I had planned to teach a lesson at the end of the year about how urbanization affects the environment. The lesson looks at how urbanization can exacerbate flooding: for example, how paving over grassy areas can increase the speed with which rain reaches the bayous, causing the water levels to rise faster. I would then have students evaluate different policies cities can adopt to mitigate that risk, such as encouraging the building on brownfield rather than greenfield sites and passing laws to protect farmland — options that have significant benefits but also significant costs.

I have decided to move this lesson up in the curriculum and teach it when we have school again. School is scheduled to start again on Tuesday, though at this stage everything is provisional, as each hour we find out about more families that have had their homes destroyed by the rising waters. It is still unclear how all our staff, let alone students, will get to school.

I am worried that the lesson could re-traumatize students who have experienced so much trauma in the past few days. I know I will need to make an active effort to make students feel comfortable stepping into the hall if they are feeling overwhelmed. However, my experiences with the recent presidential election make me think that this lesson is exactly what some students might need.

After the election, many students were genuinely confused about what had happened. One question in particular was on their minds: How you can you win the popular vote but not the election? We talked through the Electoral College together, and having clarity about what had happened and why it happened seemed to give them a firmer foundation to build on as they processed their emotions. I am hopeful that teaching about flooding will help ground them in a similar way.

This lesson about flooding was once simply another lesson in the curriculum, but now it has taken on a new urgency. In moments of disaster, it is easy to feel powerless; I certainly could not help the people I saw posting on Facebook that they were been on hold with 911 for hours while standing on their roofs.

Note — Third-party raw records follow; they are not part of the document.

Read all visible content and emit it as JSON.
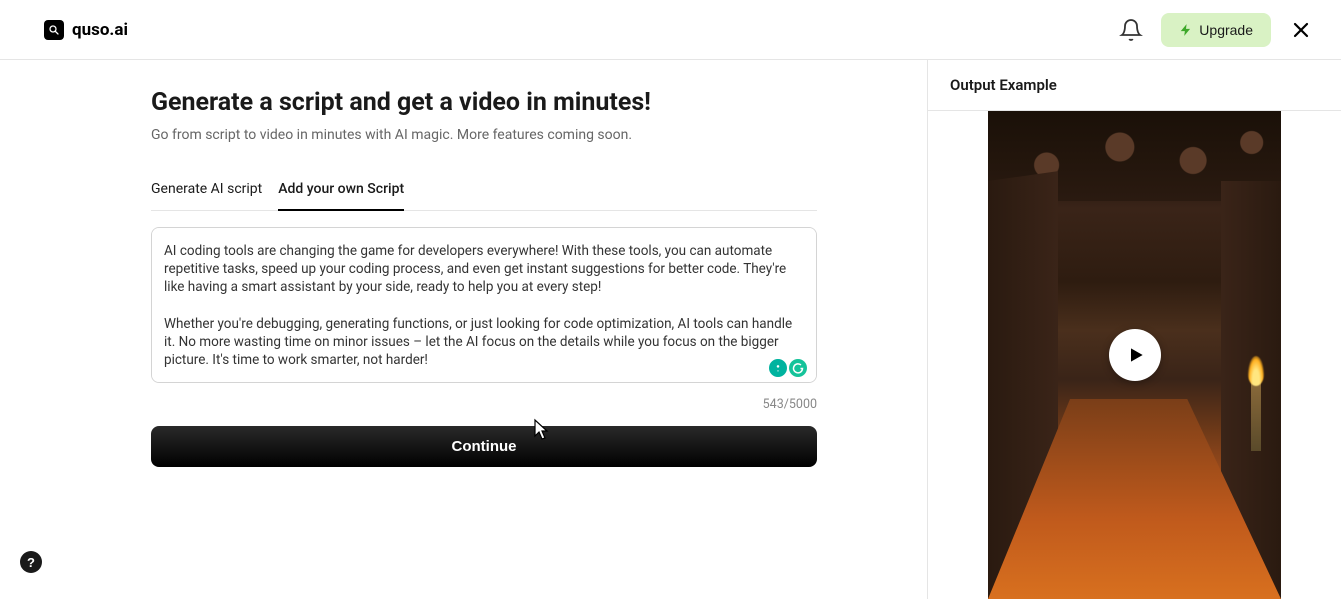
{
  "header": {
    "logo_text": "quso.ai",
    "upgrade_label": "Upgrade"
  },
  "main": {
    "title": "Generate a script and get a video in minutes!",
    "subtitle": "Go from script to video in minutes with AI magic. More features coming soon.",
    "tabs": [
      {
        "label": "Generate AI script"
      },
      {
        "label": "Add your own Script"
      }
    ],
    "script_text": "AI coding tools are changing the game for developers everywhere! With these tools, you can automate repetitive tasks, speed up your coding process, and even get instant suggestions for better code. They're like having a smart assistant by your side, ready to help you at every step!\n\nWhether you're debugging, generating functions, or just looking for code optimization, AI tools can handle it. No more wasting time on minor issues – let the AI focus on the details while you focus on the bigger picture. It's time to work smarter, not harder!",
    "char_count": "543/5000",
    "continue_label": "Continue"
  },
  "side": {
    "heading": "Output Example"
  },
  "help_label": "?"
}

Yet teachers have a unique power — the power to shape the minds of future generations to solve the problems that we face. Houston’s location means that it will always be susceptible to flooding. But by teaching about the flood I hope I can play a small role in helping our city avoid repeating some of the tragic scenes I witnessed this week.

Alex McNaughton teaches history and geography at YES Prep Southeast in Houston.

Looking to help? YES Prep is collecting donations to support its students and their families. Houston ISD and KIPP Houston are also soliciting donations for their students.